25 May 2012

Doing the sites!

Thursday (edited):   It may not have been entirely consistent with our objective to blend into the Parisian scene, but we admit that today we did some of the Paris tourist sites - starting with the Eiffel Tower.   We were undecided before we arrived whether we would go up, but our minds were made up for us when we got there. Not only was visibility pretty poor, but only one lift was operating (the other was out of service), and the extremely lengthy queue was hardly moving.   So we gazed at the tower from the ground and headed on to the Arc de Triumph.  Once again, there was a queue (not quite as long) to buy tickets, and Champs Elysées was beckoning, so again we admired it from the ground.

Champs Elysées was different!  We took our time to walk most of its length, pausing for lunch at one of the pavement cafés and briefly to note the queue to enter the Louis Vuitton store (couldn't help think  that scarcity, even if induced, creates desirability!)

We noted that the cost of items on the menu where we ate was not markedly higher than elsewhere  - except for coffees and especially cappuccinos.   Cappuccinos were on the menu for €7.50.    Obviously even if table rental isn't built in most of the meal prices,  there's a trap for the unwary who just sit down and order a coffee.  We didn't check the quality of the cappuccino (the one we had a day or so ago was only so-so), but the food was reasonably acceptable.
Opera Garnier

We progressed to Blvd Haussmann with the idea that we might look around the Opéra Garnier.  However, by the time we worked out where to go and so on, it was so close to the final admission time of 4.30 that a visit was impracticable.   The consolation prize was a visit to some of the department stores.

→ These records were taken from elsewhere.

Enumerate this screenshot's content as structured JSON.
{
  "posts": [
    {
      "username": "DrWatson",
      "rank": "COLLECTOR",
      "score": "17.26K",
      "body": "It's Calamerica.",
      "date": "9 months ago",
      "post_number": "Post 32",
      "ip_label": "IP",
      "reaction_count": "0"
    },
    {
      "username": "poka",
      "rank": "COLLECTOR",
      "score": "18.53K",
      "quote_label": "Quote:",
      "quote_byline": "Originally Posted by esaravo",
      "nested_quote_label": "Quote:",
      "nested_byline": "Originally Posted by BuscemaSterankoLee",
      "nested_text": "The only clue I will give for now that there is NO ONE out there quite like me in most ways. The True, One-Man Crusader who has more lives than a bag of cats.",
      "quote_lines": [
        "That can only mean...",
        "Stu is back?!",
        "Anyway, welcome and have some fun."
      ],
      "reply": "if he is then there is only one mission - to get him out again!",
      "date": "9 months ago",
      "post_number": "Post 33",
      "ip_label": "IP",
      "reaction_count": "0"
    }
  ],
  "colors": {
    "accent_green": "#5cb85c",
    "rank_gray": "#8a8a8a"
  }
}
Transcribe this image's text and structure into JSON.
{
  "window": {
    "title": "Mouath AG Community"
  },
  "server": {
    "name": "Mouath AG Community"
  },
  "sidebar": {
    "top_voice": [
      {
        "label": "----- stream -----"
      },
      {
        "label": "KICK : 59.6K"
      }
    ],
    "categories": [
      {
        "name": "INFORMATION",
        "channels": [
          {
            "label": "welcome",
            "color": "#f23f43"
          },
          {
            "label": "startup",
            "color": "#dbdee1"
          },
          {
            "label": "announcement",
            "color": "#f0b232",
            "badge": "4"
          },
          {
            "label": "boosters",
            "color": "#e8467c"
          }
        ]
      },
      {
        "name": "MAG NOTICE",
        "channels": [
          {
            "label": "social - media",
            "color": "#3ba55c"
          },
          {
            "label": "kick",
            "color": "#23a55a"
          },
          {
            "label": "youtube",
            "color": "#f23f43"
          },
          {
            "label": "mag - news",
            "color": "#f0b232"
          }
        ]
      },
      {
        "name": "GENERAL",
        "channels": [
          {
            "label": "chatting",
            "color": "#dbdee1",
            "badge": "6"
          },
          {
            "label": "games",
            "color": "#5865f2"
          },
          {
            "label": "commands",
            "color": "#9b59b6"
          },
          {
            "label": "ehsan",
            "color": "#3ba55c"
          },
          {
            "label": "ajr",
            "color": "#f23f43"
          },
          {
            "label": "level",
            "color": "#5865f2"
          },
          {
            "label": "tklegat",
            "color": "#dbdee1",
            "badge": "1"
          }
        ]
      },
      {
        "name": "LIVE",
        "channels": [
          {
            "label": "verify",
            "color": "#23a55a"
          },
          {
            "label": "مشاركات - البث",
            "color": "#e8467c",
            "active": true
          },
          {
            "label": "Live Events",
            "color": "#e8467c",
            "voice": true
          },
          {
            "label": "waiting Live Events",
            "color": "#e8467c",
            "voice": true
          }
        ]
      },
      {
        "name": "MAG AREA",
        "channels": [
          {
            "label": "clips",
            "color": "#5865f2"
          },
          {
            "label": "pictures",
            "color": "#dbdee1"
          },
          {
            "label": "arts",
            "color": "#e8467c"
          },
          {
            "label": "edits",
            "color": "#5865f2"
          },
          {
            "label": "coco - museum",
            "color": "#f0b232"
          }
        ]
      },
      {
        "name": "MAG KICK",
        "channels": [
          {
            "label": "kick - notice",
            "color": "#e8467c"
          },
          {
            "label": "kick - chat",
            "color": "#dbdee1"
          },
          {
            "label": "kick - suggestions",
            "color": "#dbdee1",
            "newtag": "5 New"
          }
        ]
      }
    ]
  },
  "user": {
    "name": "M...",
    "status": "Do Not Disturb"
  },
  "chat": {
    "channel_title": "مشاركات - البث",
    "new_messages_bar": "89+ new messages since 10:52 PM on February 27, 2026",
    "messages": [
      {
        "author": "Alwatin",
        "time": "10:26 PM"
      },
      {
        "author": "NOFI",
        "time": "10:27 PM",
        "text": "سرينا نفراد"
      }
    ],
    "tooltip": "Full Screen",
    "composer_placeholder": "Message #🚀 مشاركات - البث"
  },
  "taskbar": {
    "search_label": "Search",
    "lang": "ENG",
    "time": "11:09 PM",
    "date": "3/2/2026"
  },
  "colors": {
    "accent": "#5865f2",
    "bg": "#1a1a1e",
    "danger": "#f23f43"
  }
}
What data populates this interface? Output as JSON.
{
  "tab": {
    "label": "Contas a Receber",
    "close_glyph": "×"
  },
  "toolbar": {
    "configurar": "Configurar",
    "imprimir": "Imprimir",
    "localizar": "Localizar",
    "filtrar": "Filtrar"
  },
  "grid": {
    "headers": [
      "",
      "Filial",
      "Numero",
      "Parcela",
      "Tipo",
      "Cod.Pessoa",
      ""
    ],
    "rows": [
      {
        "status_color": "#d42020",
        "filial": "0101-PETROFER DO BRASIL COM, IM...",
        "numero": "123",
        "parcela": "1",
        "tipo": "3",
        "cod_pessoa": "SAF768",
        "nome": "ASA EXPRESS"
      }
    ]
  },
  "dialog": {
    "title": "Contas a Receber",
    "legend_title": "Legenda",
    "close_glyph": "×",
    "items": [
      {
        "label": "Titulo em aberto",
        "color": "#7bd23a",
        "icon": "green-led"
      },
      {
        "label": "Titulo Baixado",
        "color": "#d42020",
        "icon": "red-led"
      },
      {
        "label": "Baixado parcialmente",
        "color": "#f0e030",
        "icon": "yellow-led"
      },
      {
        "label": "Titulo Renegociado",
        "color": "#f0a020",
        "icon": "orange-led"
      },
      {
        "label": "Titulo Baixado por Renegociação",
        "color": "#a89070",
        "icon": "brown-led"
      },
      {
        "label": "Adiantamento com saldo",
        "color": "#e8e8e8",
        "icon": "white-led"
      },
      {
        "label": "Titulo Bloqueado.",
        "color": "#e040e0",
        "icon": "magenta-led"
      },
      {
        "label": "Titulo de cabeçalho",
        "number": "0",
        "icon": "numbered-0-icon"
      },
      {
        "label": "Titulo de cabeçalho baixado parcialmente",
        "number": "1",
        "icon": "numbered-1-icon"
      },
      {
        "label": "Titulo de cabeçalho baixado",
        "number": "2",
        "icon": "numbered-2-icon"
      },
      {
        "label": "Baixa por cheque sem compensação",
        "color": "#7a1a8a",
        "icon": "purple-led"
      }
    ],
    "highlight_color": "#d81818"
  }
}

Our transport has wherever possible been by bus.  Only one of today's sectors was by Metro.   In fact the bus routes often provide a more direct route (for example, the 69 bus runs directly from Rue de Rivoli to Champ de Mars, directly in front of the Eiffel Tower).  This compensates to some extent to the fact that they can be slower than the Metro (although dedicated bus lanes help, too).   But we almost always get a seat  and we like looking out on the various parts of the city as we pass through them.  The near-absence of tourists on the buses means that the passengers are often quite polite to each other (in keeping with French tradition) and it's not unusual to exchange helpful comments - which immediately exposes our lack of French!
 EDIT:   Did I say "dedicated" bus lanes?    Bus lanes, yes, but maybe "dedicated" doesn't quite convey the correct impression.   They're not used only by buses!    They're used by motor-bikes, ordinary bikes, taxis and as parking space for delivery vehicles, too!    I'm not sure to what extent these other users re meant to be there, but certainly some of the bike readers (amongst others) don't leave much room for error, riding alongside buses and cutting in and out of the traffic.
I should also add that you need to be alert when you're travelling by bus.  Apart from the obvious requirement to get on the correct one (yes, I got the number wrong once and we headed off in the wrong direction), sometimes if they're late they don't go to the final destination (like Melbourne trams).  


  1. One site that a railophile should not miss is the marvellous Gare de Lyon. Your pictures of the Orsay clock, which was not accessible to us last year because of renovations, were reminiscent of the clock scenes, interior and exterior views from, in the wonderful 3D movie Hugo. (http://www.abc.net.au/atthemovies/txt/s3376564.htm)
    Makes me wonder if there was a government rail architect who designed both Orsay and Lyon stations.

  2. Postscript- I think the actual station in Hugo is Montparnasse, but it seems to have modernised beyond romance.

  3. abg's query about government railway architects sent me off to Google.

    At that stage the various railway companies were private companies so no common architect.

    When the Gare de l'Est opened in Paris in 1849, it represented a new type of building, constructed to house trains, passengers, and parcels at the terminus of the railway line. It provided a model for similar train stations into the twentieth century, not just in France but all over the world.

    The similarity of external decoration of the various stations demonstrates the influence on French architecture of L'Ecole des Beaux-Arts.

    Apart from stations in the major cities, each of the private railway companies had its own standard designs for station buildings.